*What you need to do*
Write the entries again exactly, with no line missing.

Segment Open

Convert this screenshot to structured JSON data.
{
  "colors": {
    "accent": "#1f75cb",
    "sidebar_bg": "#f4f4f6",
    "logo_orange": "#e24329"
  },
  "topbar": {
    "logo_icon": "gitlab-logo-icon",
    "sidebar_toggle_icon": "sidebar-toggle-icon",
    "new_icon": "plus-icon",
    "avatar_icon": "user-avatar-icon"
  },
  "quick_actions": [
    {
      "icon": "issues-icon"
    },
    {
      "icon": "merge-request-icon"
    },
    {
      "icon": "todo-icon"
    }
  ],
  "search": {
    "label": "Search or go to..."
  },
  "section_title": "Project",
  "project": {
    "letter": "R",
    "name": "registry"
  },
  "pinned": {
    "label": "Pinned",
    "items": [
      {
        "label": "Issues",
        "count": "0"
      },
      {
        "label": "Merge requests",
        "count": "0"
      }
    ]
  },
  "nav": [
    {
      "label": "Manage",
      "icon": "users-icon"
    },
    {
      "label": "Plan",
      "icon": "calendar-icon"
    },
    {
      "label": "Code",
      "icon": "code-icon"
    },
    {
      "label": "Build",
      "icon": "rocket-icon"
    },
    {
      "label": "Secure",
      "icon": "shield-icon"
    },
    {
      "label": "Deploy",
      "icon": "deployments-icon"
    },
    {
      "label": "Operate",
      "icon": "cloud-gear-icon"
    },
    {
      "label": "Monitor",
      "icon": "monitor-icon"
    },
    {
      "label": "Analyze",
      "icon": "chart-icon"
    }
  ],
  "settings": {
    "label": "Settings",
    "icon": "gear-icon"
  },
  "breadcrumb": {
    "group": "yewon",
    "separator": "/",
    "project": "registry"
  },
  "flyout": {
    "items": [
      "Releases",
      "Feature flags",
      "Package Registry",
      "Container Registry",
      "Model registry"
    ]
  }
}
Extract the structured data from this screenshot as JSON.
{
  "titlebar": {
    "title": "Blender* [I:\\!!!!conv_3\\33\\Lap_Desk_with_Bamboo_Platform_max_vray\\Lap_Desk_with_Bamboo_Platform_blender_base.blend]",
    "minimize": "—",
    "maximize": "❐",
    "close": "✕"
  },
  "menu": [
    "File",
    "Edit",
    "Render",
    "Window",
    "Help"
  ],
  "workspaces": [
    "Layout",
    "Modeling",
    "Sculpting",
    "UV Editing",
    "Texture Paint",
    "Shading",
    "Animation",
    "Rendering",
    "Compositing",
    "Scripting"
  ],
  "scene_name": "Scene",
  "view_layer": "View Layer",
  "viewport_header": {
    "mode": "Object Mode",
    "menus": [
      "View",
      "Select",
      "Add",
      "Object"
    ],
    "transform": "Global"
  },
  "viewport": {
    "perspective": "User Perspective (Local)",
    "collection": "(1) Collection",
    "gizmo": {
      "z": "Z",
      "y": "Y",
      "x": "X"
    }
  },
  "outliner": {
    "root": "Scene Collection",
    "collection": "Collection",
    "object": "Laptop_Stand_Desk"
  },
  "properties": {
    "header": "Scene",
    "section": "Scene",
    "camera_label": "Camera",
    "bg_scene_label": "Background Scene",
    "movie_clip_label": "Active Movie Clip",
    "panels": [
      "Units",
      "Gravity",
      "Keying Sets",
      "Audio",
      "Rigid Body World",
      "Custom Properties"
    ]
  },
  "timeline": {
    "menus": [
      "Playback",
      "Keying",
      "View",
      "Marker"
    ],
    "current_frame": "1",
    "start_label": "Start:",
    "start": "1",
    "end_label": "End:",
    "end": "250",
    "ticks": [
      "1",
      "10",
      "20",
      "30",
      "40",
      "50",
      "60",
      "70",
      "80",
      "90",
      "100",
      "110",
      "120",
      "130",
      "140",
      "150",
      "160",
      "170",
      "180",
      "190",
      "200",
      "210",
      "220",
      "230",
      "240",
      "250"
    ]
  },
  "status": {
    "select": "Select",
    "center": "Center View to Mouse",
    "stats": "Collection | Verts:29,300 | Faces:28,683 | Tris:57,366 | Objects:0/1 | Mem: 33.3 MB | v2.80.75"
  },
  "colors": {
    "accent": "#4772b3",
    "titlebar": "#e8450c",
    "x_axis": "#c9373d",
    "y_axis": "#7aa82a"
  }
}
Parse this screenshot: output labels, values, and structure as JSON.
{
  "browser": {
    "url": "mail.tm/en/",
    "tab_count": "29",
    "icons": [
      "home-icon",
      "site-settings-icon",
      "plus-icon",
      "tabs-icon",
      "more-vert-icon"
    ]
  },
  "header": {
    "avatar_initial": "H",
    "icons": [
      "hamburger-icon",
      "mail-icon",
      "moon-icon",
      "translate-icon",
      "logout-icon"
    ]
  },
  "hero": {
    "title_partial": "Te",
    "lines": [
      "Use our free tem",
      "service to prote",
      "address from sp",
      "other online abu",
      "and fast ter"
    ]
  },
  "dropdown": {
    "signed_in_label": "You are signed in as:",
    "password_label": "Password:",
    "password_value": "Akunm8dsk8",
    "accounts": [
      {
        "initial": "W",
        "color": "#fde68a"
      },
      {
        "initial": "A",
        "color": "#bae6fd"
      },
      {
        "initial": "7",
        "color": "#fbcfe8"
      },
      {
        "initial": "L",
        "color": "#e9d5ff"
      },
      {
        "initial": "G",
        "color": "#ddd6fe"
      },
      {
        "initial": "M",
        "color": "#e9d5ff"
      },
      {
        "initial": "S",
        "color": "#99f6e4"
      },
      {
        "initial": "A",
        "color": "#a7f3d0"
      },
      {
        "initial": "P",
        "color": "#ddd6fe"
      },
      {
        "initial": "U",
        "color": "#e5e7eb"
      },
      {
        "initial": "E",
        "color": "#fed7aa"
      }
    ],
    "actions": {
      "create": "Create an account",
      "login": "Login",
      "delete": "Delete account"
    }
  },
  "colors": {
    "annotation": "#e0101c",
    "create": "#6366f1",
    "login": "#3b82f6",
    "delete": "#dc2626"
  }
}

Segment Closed

*Task response*
Convert this screenshot to structured JSON data.
{
  "colors": {
    "accent": "#1f75cb",
    "sidebar_bg": "#f4f4f6",
    "logo_orange": "#e24329"
  },
  "topbar": {
    "logo_icon": "gitlab-logo-icon",
    "sidebar_toggle_icon": "sidebar-toggle-icon",
    "new_icon": "plus-icon",
    "avatar_icon": "user-avatar-icon"
  },
  "quick_actions": [
    {
      "icon": "issues-icon"
    },
    {
      "icon": "merge-request-icon"
    },
    {
      "icon": "todo-icon"
    }
  ],
  "search": {
    "label": "Search or go to..."
  },
  "section_title": "Project",
  "project": {
    "letter": "R",
    "name": "registry"
  },
  "pinned": {
    "label": "Pinned",
    "items": [
      {
        "label": "Issues",
        "count": "0"
      },
      {
        "label": "Merge requests",
        "count": "0"
      }
    ]
  },
  "nav": [
    {
      "label": "Manage",
      "icon": "users-icon"
    },
    {
      "label": "Plan",
      "icon": "calendar-icon"
    },
    {
      "label": "Code",
      "icon": "code-icon"
    },
    {
      "label": "Build",
      "icon": "rocket-icon"
    },
    {
      "label": "Secure",
      "icon": "shield-icon"
    },
    {
      "label": "Deploy",
      "icon": "deployments-icon"
    },
    {
      "label": "Operate",
      "icon": "cloud-gear-icon"
    },
    {
      "label": "Monitor",
      "icon": "monitor-icon"
    },
    {
      "label": "Analyze",
      "icon": "chart-icon"
    }
  ],
  "settings": {
    "label": "Settings",
    "icon": "gear-icon"
  },
  "breadcrumb": {
    "group": "yewon",
    "separator": "/",
    "project": "registry"
  },
  "flyout": {
    "items": [
      "Releases",
      "Feature flags",
      "Package Registry",
      "Container Registry",
      "Model registry"
    ]
  }
}
Extract the structured data from this screenshot as JSON.
{
  "titlebar": {
    "title": "Blender* [I:\\!!!!conv_3\\33\\Lap_Desk_with_Bamboo_Platform_max_vray\\Lap_Desk_with_Bamboo_Platform_blender_base.blend]",
    "minimize": "—",
    "maximize": "❐",
    "close": "✕"
  },
  "menu": [
    "File",
    "Edit",
    "Render",
    "Window",
    "Help"
  ],
  "workspaces": [
    "Layout",
    "Modeling",
    "Sculpting",
    "UV Editing",
    "Texture Paint",
    "Shading",
    "Animation",
    "Rendering",
    "Compositing",
    "Scripting"
  ],
  "scene_name": "Scene",
  "view_layer": "View Layer",
  "viewport_header": {
    "mode": "Object Mode",
    "menus": [
      "View",
      "Select",
      "Add",
      "Object"
    ],
    "transform": "Global"
  },
  "viewport": {
    "perspective": "User Perspective (Local)",
    "collection": "(1) Collection",
    "gizmo": {
      "z": "Z",
      "y": "Y",
      "x": "X"
    }
  },
  "outliner": {
    "root": "Scene Collection",
    "collection": "Collection",
    "object": "Laptop_Stand_Desk"
  },
  "properties": {
    "header": "Scene",
    "section": "Scene",
    "camera_label": "Camera",
    "bg_scene_label": "Background Scene",
    "movie_clip_label": "Active Movie Clip",
    "panels": [
      "Units",
      "Gravity",
      "Keying Sets",
      "Audio",
      "Rigid Body World",
      "Custom Properties"
    ]
  },
  "timeline": {
    "menus": [
      "Playback",
      "Keying",
      "View",
      "Marker"
    ],
    "current_frame": "1",
    "start_label": "Start:",
    "start": "1",
    "end_label": "End:",
    "end": "250",
    "ticks": [
      "1",
      "10",
      "20",
      "30",
      "40",
      "50",
      "60",
      "70",
      "80",
      "90",
      "100",
      "110",
      "120",
      "130",
      "140",
      "150",
      "160",
      "170",
      "180",
      "190",
      "200",
      "210",
      "220",
      "230",
      "240",
      "250"
    ]
  },
  "status": {
    "select": "Select",
    "center": "Center View to Mouse",
    "stats": "Collection | Verts:29,300 | Faces:28,683 | Tris:57,366 | Objects:0/1 | Mem: 33.3 MB | v2.80.75"
  },
  "colors": {
    "accent": "#4772b3",
    "titlebar": "#e8450c",
    "x_axis": "#c9373d",
    "y_axis": "#7aa82a"
  }
}
Parse this screenshot: output labels, values, and structure as JSON.
{
  "browser": {
    "url": "mail.tm/en/",
    "tab_count": "29",
    "icons": [
      "home-icon",
      "site-settings-icon",
      "plus-icon",
      "tabs-icon",
      "more-vert-icon"
    ]
  },
  "header": {
    "avatar_initial": "H",
    "icons": [
      "hamburger-icon",
      "mail-icon",
      "moon-icon",
      "translate-icon",
      "logout-icon"
    ]
  },
  "hero": {
    "title_partial": "Te",
    "lines": [
      "Use our free tem",
      "service to prote",
      "address from sp",
      "other online abu",
      "and fast ter"
    ]
  },
  "dropdown": {
    "signed_in_label": "You are signed in as:",
    "password_label": "Password:",
    "password_value": "Akunm8dsk8",
    "accounts": [
      {
        "initial": "W",
        "color": "#fde68a"
      },
      {
        "initial": "A",
        "color": "#bae6fd"
      },
      {
        "initial": "7",
        "color": "#fbcfe8"
      },
      {
        "initial": "L",
        "color": "#e9d5ff"
      },
      {
        "initial": "G",
        "color": "#ddd6fe"
      },
      {
        "initial": "M",
        "color": "#e9d5ff"
      },
      {
        "initial": "S",
        "color": "#99f6e4"
      },
      {
        "initial": "A",
        "color": "#a7f3d0"
      },
      {
        "initial": "P",
        "color": "#ddd6fe"
      },
      {
        "initial": "U",
        "color": "#e5e7eb"
      },
      {
        "initial": "E",
        "color": "#fed7aa"
      }
    ],
    "actions": {
      "create": "Create an account",
      "login": "Login",
      "delete": "Delete account"
    }
  },
  "colors": {
    "annotation": "#e0101c",
    "create": "#6366f1",
    "login": "#3b82f6",
    "delete": "#dc2626"
  }
}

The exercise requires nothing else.